Supporters of the rule said that in the past, faith-based groups accepting federal grants were forced to compromise their beliefs, or else opt out of participating in foster care and adoption.
Lori Windham, senior counsel at the Becket Fund, a nonprofit group that champions religious freedom, said in a statement that HHS is repealing “a bad regulation that made it harder for faith-based foster care and adoption agencies to follow their sincere religious beliefs while serving children in need.”
The old rule, “made in the waning days of the Obama administration, with no legislative or judicial mandate, limits the good done for needy kids by faith-based agencies because of their longstanding beliefs about marriage,” Andrea Picciotti-Bayer, legal adviser for the Catholic Association Foundation, said in a statement. “Agencies that find loving foster and adoptive homes shouldn’t be subject to ideological shakedowns by the government.”
The rule is the culmination of smaller efforts by HHS to prioritize religious rights, which they say were neglected under previous administrations. In January, HHS granted a waiver to South Carolina’s Miracle Hill Ministries — which requires foster-care parents to affirm their faith in Jesus Christ and refused to work with a Jewish woman seeking to be a mentor — to continue to receive federal funds. And the agency drafted a budget request seeking broad authority to allow faith-based foster-care and adoption groups that reject LGBTQ parents, non-Christians and others in federally funded child-welfare programs.
In February, President Trump made a promise to religious leaders at the National Prayer Breakfast that faith-based adoption agencies that won’t work with same-sex couples would still be able to get federal funding to “help vulnerable children find their forever families while following their deeply held beliefs.”
HHS has also drafted a “conscience” rule, the subject of a lawsuit but still set to take effect later this month, that would dramatically expand the situations in which health providers could refuse to provide services they say violate their religious or moral beliefs. In oral arguments this week, an attorney for the city of San Francisco contended that rule is so broad it could allow an ambulance driver to deny care to a woman at risk of losing her life.

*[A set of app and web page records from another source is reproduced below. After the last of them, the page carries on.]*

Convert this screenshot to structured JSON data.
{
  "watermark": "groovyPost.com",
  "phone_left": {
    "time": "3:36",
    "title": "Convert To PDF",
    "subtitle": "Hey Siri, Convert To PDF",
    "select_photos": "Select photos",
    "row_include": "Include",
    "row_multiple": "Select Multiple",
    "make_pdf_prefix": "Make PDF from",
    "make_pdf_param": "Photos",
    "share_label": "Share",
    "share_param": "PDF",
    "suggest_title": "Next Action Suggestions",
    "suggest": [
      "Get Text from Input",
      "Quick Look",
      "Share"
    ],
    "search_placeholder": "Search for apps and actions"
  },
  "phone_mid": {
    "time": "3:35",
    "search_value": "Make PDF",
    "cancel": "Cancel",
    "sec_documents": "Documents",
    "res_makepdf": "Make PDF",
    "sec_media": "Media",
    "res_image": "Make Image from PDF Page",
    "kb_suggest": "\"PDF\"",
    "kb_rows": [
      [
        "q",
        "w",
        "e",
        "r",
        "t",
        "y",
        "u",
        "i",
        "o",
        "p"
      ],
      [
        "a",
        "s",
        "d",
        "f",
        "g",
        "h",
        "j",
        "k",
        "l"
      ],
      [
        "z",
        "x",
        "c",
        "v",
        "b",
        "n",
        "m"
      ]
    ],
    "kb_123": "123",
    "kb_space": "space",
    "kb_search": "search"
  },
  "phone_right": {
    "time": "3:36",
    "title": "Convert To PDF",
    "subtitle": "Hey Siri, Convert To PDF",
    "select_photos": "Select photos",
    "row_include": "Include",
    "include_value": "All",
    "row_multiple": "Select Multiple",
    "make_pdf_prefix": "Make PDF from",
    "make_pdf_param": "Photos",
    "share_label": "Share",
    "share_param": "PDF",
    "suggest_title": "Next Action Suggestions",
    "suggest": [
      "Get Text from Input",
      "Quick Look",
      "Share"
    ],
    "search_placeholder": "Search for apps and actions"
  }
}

HHS said on Friday it would begin immediate enforcement of the nondiscrimination change.